  18. 18. Los Angeles Times (videos) topic.html?target=videos NATION NOW Mudslide savior and survivor
  19. 19. Pinterest A single home is left standing among debris from Hurricane Ike September 14, 2008 in Gilchrist, Texas. 9/11/2001 ~ A Heroic New York City Police Officer Assists A Woman Involved In The Attack on The World Trade Center. Never Forget 9/11/2001
  20. 20. How do you find them?
  21. 21. 24 tips for journalistic productivity “…before the internet, reporters had to rely on other means for finding stories and verifying facts. And it often meant getting out and about, making contacts, following leads, reaching dead ends, turning round, and starting again. A lot of the skills involved in so-called shoe–leather reporting still hold good today.” David Brewer
  22. 22. When I worked full-time in the news industry a veteran reporter who trafficked in tips like no one’s business told me his secret. “Before I’m done talking to anyone, I always ask them what they know that is new.” His best source of stories were people. Bret Schulte Assistant Professor of journalism at the University of Arkansas
  23. 23. Exercise: Everyone has a story
  24. 24. Styles
  25. 25. Doesn’t necessarily need to be objective We will explore this more on Monday when we look at the mechanics of human interest stories… emotion-and-objectivity-in-the-face-of-suffering/ emotional-and-what-that-might-mean-for-news/
  26. 26. Some examples • From Chile to Seattle to Morocco: One startup's journey of software development across the globe – ZDNet • Katrina and the Waves: how we made Walking on Sunshine - Guardian • Jonathan Ive and the Future of Apple - The New Yorker • Any episode of This American Life, but try - Act Two of The Land of Make Believe: land-of-make-believe
  27. 27. Criminal Podcast Episode 27: No Place Like Home (9.25.2015) | Criminal In the early 90s, a wealthy magazine publisher was convicted of fraud and sentenced to 18 months in a minimum security prison in Louisiana. But white collar criminals weren’t the only people living there, and the other people inside had basically been forgotten about by the outside world, some of them for decades.

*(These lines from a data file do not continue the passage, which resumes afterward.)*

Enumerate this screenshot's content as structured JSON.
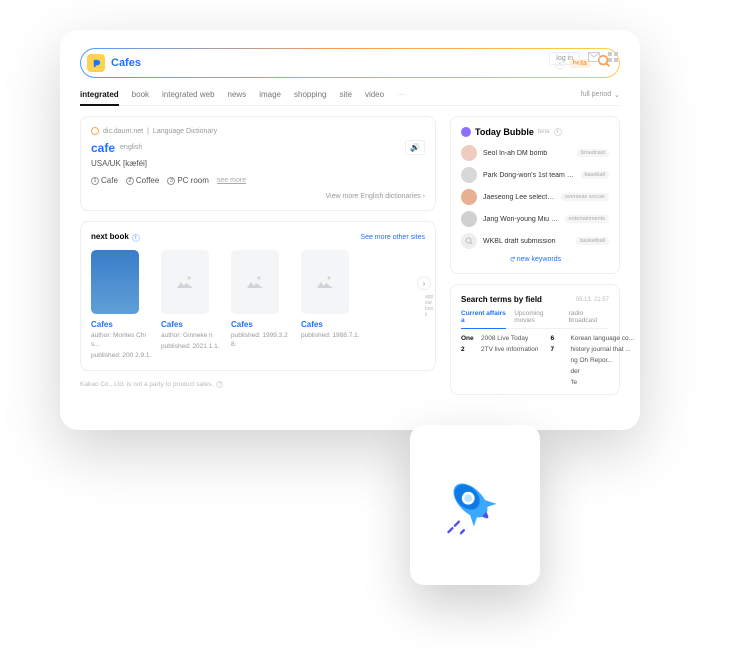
{
  "search_query": "Cafes",
  "search_badge": "beta",
  "topright": {
    "login": "log in"
  },
  "tabs": [
    "integrated",
    "book",
    "integrated web",
    "news",
    "image",
    "shopping",
    "site",
    "video"
  ],
  "period": "full period",
  "dict": {
    "source": "dic.daum.net",
    "source_label": "Language Dictionary",
    "word": "cafe",
    "lang": "english",
    "phonetic": "USA/UK [kæféi]",
    "defs": [
      "Cafe",
      "Coffee",
      "PC room"
    ],
    "seemore": "see more",
    "viewmore": "View more English dictionaries"
  },
  "books": {
    "title": "next book",
    "seelinks": "See more other sites",
    "chevron_text": "appear book",
    "items": [
      {
        "title": "Cafes",
        "author": "author: Montes Chis...",
        "pub": "published: 200 2.9.1."
      },
      {
        "title": "Cafes",
        "author": "author: Ginneke n",
        "pub": "published: 2021.1.1."
      },
      {
        "title": "Cafes",
        "author": "",
        "pub": "published: 1999.3.28."
      },
      {
        "title": "Cafes",
        "author": "",
        "pub": "published: 1988.7.1."
      }
    ]
  },
  "footer": "Kakao Co., Ltd. is not a party to product sales.",
  "bubble": {
    "title": "Today Bubble",
    "beta": "beta",
    "items": [
      {
        "text": "Seol In-ah DM bomb",
        "tag": "broadcast",
        "avatar": "#f0ccc0"
      },
      {
        "text": "Park Dong-won's 1st team expun...",
        "tag": "baseball",
        "avatar": "#d8d8d8"
      },
      {
        "text": "Jaeseong Lee selected",
        "tag": "overseas soccer",
        "avatar": "#e8b090"
      },
      {
        "text": "Jang Won-young Miu Miu p...",
        "tag": "entertainments",
        "avatar": "#d0d0d0"
      },
      {
        "text": "WKBL draft submission",
        "tag": "basketball",
        "avatar": "#eee"
      }
    ],
    "refresh": "new keywords"
  },
  "sterms": {
    "title": "Search terms by field",
    "time": "05.13. 21:57",
    "tabs": [
      "Current affairs a",
      "Upcoming movies",
      "radio broadcast"
    ],
    "left": [
      {
        "rank": "One",
        "txt": "2008 Live Today"
      },
      {
        "rank": "2",
        "txt": "2TV live information"
      }
    ],
    "right": [
      {
        "rank": "6",
        "txt": "Korean language co..."
      },
      {
        "rank": "7",
        "txt": "history journal that ..."
      },
      {
        "rank": "",
        "txt": "ng Oh Repor..."
      },
      {
        "rank": "",
        "txt": "der"
      },
      {
        "rank": "",
        "txt": "'fe"
      }
    ]
  }
}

  28. 28. Assignment
  29. 29. Further Reading • Guidelines and Tools for Effective Report Writing by Frank De Ruiter and Jenny C. Aker with Guy Sharrock and Carolyn Fanelli (produced for Catholic Relief Services and American Red Cross): maninterest.pdf?token=kmrZzkwrz0nEHF2%2FQCaNjVD3sHk%3D • Inspiration for finding the story: • Examples of sports related human interest stories: stories
  30. 30. Read and listen to the earlier examples • From Chile to Seattle to Morocco: One startup's journey of software development across the globe – ZDNet • Katrina and the Waves: how we made Walking on Sunshine - Guardian • Jonathan Ive and the Future of Apple - The New Yorker • Any episode of This American Life, but try - Act Two of The Land of Make Believe: land-of-make-believe
  31. 31. “If you turn up for the daily news meeting without a story idea, you're in the wrong job.”
  32. 32. Tasks • Do the reading! • Develop a Human Interest story idea. • Submit an outline to me on Sunday (23:59 10/11). • Pitch it to class next Monday. • Give feedback to your classmates post-pitch.
  33. 33. Other tasks in progress I Know What You Did Last Summer Review and edit the feature written about you. Submit by 23:59 7th October. THAT’S TONIGHT! Live Reporting task Submit by 23:59 12th October.
  34. 34. Questions? Problems? Or visit me in 201 Allen Hall